I’m sure my face registered my shock. I turned around and left. It’s never a problem to get change from the bank in the USA, but I need to go with the flow.
Back at the hostel, Jane counted my $594 twice, wrote a receipt in Spanish, and asked for my approval. I might need this to get a refund with my trip interruption insurance if I leave early and carefully added it to my folder. I asked if the tap water was safe to drink and she replied, “Oh, yes! Absolutely!” I unpacked my things and turned up the window air conditioner as high as it would go. I surveyed the bathroom. There was only cold water at the sink but at least the shower had hot and cold faucets. I was glad to have a private bathroom and looked forward to sharing the small kitchen and living room with other guests so I could visit with them.
I then walked two blocks over the uneven sidewalks to the grocery store and bought a dozen eggs, a box of rice cereal, ginger tea, bananas, and bottled water. I put the eggs in the frig at the hostel and the dry goods in my room.
Unfortunately, diarrhea started after breakfast and continued. I still felt hot so I pulled out my temporal thermometer and checked. 102.9 F (39.39 C) This is quite a high fever so no wonder I felt so hot. I pulled out my tour book and called the doctor they recommended. By now it was 7 p.m. Dr. G answered in Spanish. I started telling him my symptoms in English and he switched over and told me to go to the office and see the evening clinic doctor.
I left the hostel and tried to remember the clinic location from my brief visit there on Tuesday when I simply followed the tour guide. After two blocks, nothing looked familiar. I turned into a little shop and asked the owner in Spanish to direct me. Her little girl replied, “Mama, can I show her?” Her mother nodded. The cute girl took off down the street where I had just walked and pointed to the clinic door behind the barbershop. I thanked her and she smiled. “De nada” (it’s nothing) and ran back down the street to her mother.
I entered and told the nurse in Spanish my symptoms. She made a copy of my passport, checked my temperature with an ear thermometer, and asked me to take a seat. Only one other person waited. A tall blond lady in scrubs came out and asked me to follow her. I sat in a chair next to her desk and she introduced herself as Dr. Susan in perfect American English. She carefully reviewed my written medical sheet with my history, meds, and allergies I always carry with me.
After a thorough exam, she said, “You have the stomach bug going around Boquete.” We discussed different antibiotics and chose Cipro because I’ve taken that in the past without problems. She also prescribed a liquid probiotic to replenish the good bacteria in my gut. She advised me to move to a different place where I would have hot water in the bathroom and a private kitchen. Since my blood pressure was quite low from dehydration, I needed to drink lots of bottled water because the tap water was only safe with a good filter. I should only take immodium to stop the diarrhea if I’m traveling. She told me the pharmacy around the corner was open until 9 p.m. and I could return the next night to see her if I didn’t feel better.

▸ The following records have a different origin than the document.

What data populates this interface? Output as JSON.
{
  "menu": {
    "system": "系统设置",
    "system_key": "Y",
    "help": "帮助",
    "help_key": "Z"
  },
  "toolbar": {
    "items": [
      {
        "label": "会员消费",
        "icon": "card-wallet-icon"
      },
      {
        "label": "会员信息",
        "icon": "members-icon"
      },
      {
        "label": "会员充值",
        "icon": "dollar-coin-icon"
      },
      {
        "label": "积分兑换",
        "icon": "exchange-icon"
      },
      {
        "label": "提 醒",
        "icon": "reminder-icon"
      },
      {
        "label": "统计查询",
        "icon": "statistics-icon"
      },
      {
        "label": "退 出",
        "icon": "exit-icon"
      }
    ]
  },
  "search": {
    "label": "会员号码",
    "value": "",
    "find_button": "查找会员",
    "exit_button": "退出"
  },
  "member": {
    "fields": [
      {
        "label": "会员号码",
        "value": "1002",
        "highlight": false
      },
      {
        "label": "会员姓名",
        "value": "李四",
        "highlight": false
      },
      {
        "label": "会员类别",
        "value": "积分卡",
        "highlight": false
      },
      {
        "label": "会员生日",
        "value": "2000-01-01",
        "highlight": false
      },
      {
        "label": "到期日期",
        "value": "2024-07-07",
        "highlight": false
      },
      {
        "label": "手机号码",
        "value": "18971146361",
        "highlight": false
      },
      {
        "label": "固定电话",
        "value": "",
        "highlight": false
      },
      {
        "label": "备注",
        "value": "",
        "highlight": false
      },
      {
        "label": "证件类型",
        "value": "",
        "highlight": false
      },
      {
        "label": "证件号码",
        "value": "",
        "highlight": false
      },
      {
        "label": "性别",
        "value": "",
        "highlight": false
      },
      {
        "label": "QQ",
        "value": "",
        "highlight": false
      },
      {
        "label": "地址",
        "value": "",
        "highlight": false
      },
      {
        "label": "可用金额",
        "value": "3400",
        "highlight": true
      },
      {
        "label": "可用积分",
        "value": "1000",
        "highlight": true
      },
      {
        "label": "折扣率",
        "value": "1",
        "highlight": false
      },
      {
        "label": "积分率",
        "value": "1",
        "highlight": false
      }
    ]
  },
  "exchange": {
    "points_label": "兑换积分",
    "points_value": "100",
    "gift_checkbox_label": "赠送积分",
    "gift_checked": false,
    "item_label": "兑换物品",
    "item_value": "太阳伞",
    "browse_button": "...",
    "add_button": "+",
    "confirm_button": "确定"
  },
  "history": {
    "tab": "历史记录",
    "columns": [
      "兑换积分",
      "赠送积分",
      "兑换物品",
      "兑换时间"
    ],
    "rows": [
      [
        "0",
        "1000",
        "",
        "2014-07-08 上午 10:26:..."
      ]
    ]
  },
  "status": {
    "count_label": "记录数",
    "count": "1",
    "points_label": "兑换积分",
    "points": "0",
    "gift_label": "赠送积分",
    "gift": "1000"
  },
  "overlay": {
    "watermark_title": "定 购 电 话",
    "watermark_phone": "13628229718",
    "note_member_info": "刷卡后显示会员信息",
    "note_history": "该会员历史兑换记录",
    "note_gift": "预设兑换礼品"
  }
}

I went to the desk and paid $20 in cash. I walked 200 feet the other way to the pharmacy and handed my two prescriptions to the technician. She put my meds in a small paper bag and charged me $37. I walked back to the hostel and took both my meds with some Tylenol for my fever and drank a large bottle of water. I took a hot shower and fell into bed.
Dear Lord, Thank You so much for Dr. Susan and giving me treatment so quickly tonight. Show me if I should move to a different place or if I should fly home early. Please heal me and give me sweet sleep. Amen.